◆ **INSTRUCTIONS FOR THE TASK**:
In full and without error, repeat the entries below.

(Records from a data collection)
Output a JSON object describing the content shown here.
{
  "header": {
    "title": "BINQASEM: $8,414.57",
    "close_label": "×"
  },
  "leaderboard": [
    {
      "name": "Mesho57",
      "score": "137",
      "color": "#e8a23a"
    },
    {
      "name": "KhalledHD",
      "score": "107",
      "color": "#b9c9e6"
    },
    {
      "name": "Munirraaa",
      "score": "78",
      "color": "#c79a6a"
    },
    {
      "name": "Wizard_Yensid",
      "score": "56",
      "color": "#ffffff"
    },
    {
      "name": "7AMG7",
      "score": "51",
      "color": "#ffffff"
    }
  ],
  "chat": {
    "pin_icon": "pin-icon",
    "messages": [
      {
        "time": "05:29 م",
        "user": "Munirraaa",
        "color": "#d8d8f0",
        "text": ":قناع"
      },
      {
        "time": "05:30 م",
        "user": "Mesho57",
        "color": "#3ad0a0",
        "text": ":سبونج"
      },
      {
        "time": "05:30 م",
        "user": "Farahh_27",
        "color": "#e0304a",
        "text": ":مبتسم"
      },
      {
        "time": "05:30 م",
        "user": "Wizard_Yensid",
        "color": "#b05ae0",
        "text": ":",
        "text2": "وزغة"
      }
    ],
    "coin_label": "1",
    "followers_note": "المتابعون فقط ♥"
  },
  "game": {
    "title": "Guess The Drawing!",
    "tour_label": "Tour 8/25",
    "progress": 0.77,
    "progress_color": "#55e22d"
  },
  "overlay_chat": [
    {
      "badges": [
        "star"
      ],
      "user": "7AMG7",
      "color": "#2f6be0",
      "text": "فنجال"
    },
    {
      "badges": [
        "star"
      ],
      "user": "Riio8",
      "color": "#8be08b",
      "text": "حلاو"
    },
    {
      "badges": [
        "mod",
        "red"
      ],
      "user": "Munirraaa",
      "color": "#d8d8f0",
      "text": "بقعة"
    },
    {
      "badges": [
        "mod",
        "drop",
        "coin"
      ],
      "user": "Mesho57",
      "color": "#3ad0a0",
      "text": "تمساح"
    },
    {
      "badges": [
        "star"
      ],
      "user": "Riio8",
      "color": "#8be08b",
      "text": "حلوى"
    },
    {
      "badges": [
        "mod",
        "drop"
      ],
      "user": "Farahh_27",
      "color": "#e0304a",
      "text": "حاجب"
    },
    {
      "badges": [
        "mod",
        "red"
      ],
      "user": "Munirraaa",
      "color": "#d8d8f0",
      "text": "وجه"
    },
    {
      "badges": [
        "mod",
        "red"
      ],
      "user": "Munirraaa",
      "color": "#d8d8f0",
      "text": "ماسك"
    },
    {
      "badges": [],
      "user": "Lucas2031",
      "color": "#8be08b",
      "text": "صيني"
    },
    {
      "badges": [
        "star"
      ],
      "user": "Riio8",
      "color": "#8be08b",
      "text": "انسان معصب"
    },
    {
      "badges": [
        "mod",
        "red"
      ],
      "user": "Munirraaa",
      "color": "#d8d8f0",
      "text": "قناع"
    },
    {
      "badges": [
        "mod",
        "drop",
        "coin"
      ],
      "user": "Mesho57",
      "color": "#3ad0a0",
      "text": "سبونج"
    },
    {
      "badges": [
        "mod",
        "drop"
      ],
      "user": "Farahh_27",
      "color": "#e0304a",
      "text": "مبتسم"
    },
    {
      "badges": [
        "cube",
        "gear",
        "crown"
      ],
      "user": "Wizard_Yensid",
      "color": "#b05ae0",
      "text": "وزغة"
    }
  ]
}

◆ **RESPONSE**:
Output a JSON object describing the content shown here.
{
  "header": {
    "title": "BINQASEM: $8,414.57",
    "close_label": "×"
  },
  "leaderboard": [
    {
      "name": "Mesho57",
      "score": "137",
      "color": "#e8a23a"
    },
    {
      "name": "KhalledHD",
      "score": "107",
      "color": "#b9c9e6"
    },
    {
      "name": "Munirraaa",
      "score": "78",
      "color": "#c79a6a"
    },
    {
      "name": "Wizard_Yensid",
      "score": "56",
      "color": "#ffffff"
    },
    {
      "name": "7AMG7",
      "score": "51",
      "color": "#ffffff"
    }
  ],
  "chat": {
    "pin_icon": "pin-icon",
    "messages": [
      {
        "time": "05:29 م",
        "user": "Munirraaa",
        "color": "#d8d8f0",
        "text": ":قناع"
      },
      {
        "time": "05:30 م",
        "user": "Mesho57",
        "color": "#3ad0a0",
        "text": ":سبونج"
      },
      {
        "time": "05:30 م",
        "user": "Farahh_27",
        "color": "#e0304a",
        "text": ":مبتسم"
      },
      {
        "time": "05:30 م",
        "user": "Wizard_Yensid",
        "color": "#b05ae0",
        "text": ":",
        "text2": "وزغة"
      }
    ],
    "coin_label": "1",
    "followers_note": "المتابعون فقط ♥"
  },
  "game": {
    "title": "Guess The Drawing!",
    "tour_label": "Tour 8/25",
    "progress": 0.77,
    "progress_color": "#55e22d"
  },
  "overlay_chat": [
    {
      "badges": [
        "star"
      ],
      "user": "7AMG7",
      "color": "#2f6be0",
      "text": "فنجال"
    },
    {
      "badges": [
        "star"
      ],
      "user": "Riio8",
      "color": "#8be08b",
      "text": "حلاو"
    },
    {
      "badges": [
        "mod",
        "red"
      ],
      "user": "Munirraaa",
      "color": "#d8d8f0",
      "text": "بقعة"
    },
    {
      "badges": [
        "mod",
        "drop",
        "coin"
      ],
      "user": "Mesho57",
      "color": "#3ad0a0",
      "text": "تمساح"
    },
    {
      "badges": [
        "star"
      ],
      "user": "Riio8",
      "color": "#8be08b",
      "text": "حلوى"
    },
    {
      "badges": [
        "mod",
        "drop"
      ],
      "user": "Farahh_27",
      "color": "#e0304a",
      "text": "حاجب"
    },
    {
      "badges": [
        "mod",
        "red"
      ],
      "user": "Munirraaa",
      "color": "#d8d8f0",
      "text": "وجه"
    },
    {
      "badges": [
        "mod",
        "red"
      ],
      "user": "Munirraaa",
      "color": "#d8d8f0",
      "text": "ماسك"
    },
    {
      "badges": [],
      "user": "Lucas2031",
      "color": "#8be08b",
      "text": "صيني"
    },
    {
      "badges": [
        "star"
      ],
      "user": "Riio8",
      "color": "#8be08b",
      "text": "انسان معصب"
    },
    {
      "badges": [
        "mod",
        "red"
      ],
      "user": "Munirraaa",
      "color": "#d8d8f0",
      "text": "قناع"
    },
    {
      "badges": [
        "mod",
        "drop",
        "coin"
      ],
      "user": "Mesho57",
      "color": "#3ad0a0",
      "text": "سبونج"
    },
    {
      "badges": [
        "mod",
        "drop"
      ],
      "user": "Farahh_27",
      "color": "#e0304a",
      "text": "مبتسم"
    },
    {
      "badges": [
        "cube",
        "gear",
        "crown"
      ],
      "user": "Wizard_Yensid",
      "color": "#b05ae0",
      "text": "وزغة"
    }
  ]
}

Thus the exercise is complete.